### Task
Your task is to set down the records below again, exactly.

(Records provided Opens)

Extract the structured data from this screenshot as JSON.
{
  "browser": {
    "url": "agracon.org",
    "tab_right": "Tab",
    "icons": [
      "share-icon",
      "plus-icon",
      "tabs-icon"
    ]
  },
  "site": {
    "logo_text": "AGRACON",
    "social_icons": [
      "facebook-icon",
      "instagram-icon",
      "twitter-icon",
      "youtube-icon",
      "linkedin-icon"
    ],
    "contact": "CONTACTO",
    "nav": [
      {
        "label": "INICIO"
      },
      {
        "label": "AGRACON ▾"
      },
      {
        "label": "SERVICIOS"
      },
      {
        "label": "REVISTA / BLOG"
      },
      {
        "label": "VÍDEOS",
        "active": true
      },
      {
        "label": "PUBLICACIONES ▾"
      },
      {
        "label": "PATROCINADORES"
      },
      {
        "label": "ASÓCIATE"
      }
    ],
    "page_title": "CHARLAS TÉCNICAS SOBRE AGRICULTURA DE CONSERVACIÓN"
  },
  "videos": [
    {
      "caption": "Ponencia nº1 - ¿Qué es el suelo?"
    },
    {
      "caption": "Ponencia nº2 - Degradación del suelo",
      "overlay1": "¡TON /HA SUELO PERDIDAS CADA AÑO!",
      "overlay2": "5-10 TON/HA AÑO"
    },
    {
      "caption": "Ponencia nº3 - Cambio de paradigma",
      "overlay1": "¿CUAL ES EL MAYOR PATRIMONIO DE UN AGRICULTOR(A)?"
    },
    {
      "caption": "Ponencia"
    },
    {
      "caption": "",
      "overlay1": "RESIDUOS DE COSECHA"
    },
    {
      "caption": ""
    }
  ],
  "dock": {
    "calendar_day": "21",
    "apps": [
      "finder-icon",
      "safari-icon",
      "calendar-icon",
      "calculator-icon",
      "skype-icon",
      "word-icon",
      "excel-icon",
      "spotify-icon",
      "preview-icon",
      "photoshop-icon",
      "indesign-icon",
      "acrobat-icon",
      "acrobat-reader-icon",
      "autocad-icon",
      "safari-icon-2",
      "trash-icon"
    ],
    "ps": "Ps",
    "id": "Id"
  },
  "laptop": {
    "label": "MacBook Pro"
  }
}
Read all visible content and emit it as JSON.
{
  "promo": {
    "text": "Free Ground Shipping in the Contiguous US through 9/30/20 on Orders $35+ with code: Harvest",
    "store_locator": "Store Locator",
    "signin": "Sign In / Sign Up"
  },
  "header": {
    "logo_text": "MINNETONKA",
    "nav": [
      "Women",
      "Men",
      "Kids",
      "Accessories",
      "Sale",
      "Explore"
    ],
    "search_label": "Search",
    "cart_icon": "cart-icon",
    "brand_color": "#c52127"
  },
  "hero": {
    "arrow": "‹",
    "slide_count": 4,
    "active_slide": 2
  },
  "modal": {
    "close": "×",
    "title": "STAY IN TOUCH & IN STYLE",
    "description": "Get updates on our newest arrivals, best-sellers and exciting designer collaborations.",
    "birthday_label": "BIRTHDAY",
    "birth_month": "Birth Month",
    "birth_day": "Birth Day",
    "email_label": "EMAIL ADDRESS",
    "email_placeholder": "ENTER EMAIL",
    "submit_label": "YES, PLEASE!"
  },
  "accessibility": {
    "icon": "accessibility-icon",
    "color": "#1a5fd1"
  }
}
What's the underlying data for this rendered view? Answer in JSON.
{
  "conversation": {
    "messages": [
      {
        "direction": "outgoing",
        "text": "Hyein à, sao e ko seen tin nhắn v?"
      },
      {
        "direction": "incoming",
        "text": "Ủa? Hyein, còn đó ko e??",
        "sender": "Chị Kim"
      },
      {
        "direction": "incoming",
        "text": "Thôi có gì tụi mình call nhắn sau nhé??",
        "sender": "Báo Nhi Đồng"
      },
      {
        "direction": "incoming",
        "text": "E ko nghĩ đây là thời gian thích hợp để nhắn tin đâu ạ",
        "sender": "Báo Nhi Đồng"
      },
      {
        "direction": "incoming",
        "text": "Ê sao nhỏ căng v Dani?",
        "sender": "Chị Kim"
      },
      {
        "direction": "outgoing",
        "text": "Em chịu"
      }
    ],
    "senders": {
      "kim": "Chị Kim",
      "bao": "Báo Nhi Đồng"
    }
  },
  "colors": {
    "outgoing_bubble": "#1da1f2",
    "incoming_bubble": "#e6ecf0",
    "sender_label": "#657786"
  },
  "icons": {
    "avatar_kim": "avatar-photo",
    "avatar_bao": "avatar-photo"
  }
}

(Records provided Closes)

### Exercise answer
Extract the structured data from this screenshot as JSON.
{
  "browser": {
    "url": "agracon.org",
    "tab_right": "Tab",
    "icons": [
      "share-icon",
      "plus-icon",
      "tabs-icon"
    ]
  },
  "site": {
    "logo_text": "AGRACON",
    "social_icons": [
      "facebook-icon",
      "instagram-icon",
      "twitter-icon",
      "youtube-icon",
      "linkedin-icon"
    ],
    "contact": "CONTACTO",
    "nav": [
      {
        "label": "INICIO"
      },
      {
        "label": "AGRACON ▾"
      },
      {
        "label": "SERVICIOS"
      },
      {
        "label": "REVISTA / BLOG"
      },
      {
        "label": "VÍDEOS",
        "active": true
      },
      {
        "label": "PUBLICACIONES ▾"
      },
      {
        "label": "PATROCINADORES"
      },
      {
        "label": "ASÓCIATE"
      }
    ],
    "page_title": "CHARLAS TÉCNICAS SOBRE AGRICULTURA DE CONSERVACIÓN"
  },
  "videos": [
    {
      "caption": "Ponencia nº1 - ¿Qué es el suelo?"
    },
    {
      "caption": "Ponencia nº2 - Degradación del suelo",
      "overlay1": "¡TON /HA SUELO PERDIDAS CADA AÑO!",
      "overlay2": "5-10 TON/HA AÑO"
    },
    {
      "caption": "Ponencia nº3 - Cambio de paradigma",
      "overlay1": "¿CUAL ES EL MAYOR PATRIMONIO DE UN AGRICULTOR(A)?"
    },
    {
      "caption": "Ponencia"
    },
    {
      "caption": "",
      "overlay1": "RESIDUOS DE COSECHA"
    },
    {
      "caption": ""
    }
  ],
  "dock": {
    "calendar_day": "21",
    "apps": [
      "finder-icon",
      "safari-icon",
      "calendar-icon",
      "calculator-icon",
      "skype-icon",
      "word-icon",
      "excel-icon",
      "spotify-icon",
      "preview-icon",
      "photoshop-icon",
      "indesign-icon",
      "acrobat-icon",
      "acrobat-reader-icon",
      "autocad-icon",
      "safari-icon-2",
      "trash-icon"
    ],
    "ps": "Ps",
    "id": "Id"
  },
  "laptop": {
    "label": "MacBook Pro"
  }
}
Read all visible content and emit it as JSON.
{
  "promo": {
    "text": "Free Ground Shipping in the Contiguous US through 9/30/20 on Orders $35+ with code: Harvest",
    "store_locator": "Store Locator",
    "signin": "Sign In / Sign Up"
  },
  "header": {
    "logo_text": "MINNETONKA",
    "nav": [
      "Women",
      "Men",
      "Kids",
      "Accessories",
      "Sale",
      "Explore"
    ],
    "search_label": "Search",
    "cart_icon": "cart-icon",
    "brand_color": "#c52127"
  },
  "hero": {
    "arrow": "‹",
    "slide_count": 4,
    "active_slide": 2
  },
  "modal": {
    "close": "×",
    "title": "STAY IN TOUCH & IN STYLE",
    "description": "Get updates on our newest arrivals, best-sellers and exciting designer collaborations.",
    "birthday_label": "BIRTHDAY",
    "birth_month": "Birth Month",
    "birth_day": "Birth Day",
    "email_label": "EMAIL ADDRESS",
    "email_placeholder": "ENTER EMAIL",
    "submit_label": "YES, PLEASE!"
  },
  "accessibility": {
    "icon": "accessibility-icon",
    "color": "#1a5fd1"
  }
}
What's the underlying data for this rendered view? Answer in JSON.
{
  "conversation": {
    "messages": [
      {
        "direction": "outgoing",
        "text": "Hyein à, sao e ko seen tin nhắn v?"
      },
      {
        "direction": "incoming",
        "text": "Ủa? Hyein, còn đó ko e??",
        "sender": "Chị Kim"
      },
      {
        "direction": "incoming",
        "text": "Thôi có gì tụi mình call nhắn sau nhé??",
        "sender": "Báo Nhi Đồng"
      },
      {
        "direction": "incoming",
        "text": "E ko nghĩ đây là thời gian thích hợp để nhắn tin đâu ạ",
        "sender": "Báo Nhi Đồng"
      },
      {
        "direction": "incoming",
        "text": "Ê sao nhỏ căng v Dani?",
        "sender": "Chị Kim"
      },
      {
        "direction": "outgoing",
        "text": "Em chịu"
      }
    ],
    "senders": {
      "kim": "Chị Kim",
      "bao": "Báo Nhi Đồng"
    }
  },
  "colors": {
    "outgoing_bubble": "#1da1f2",
    "incoming_bubble": "#e6ecf0",
    "sender_label": "#657786"
  },
  "icons": {
    "avatar_kim": "avatar-photo",
    "avatar_bao": "avatar-photo"
  }
}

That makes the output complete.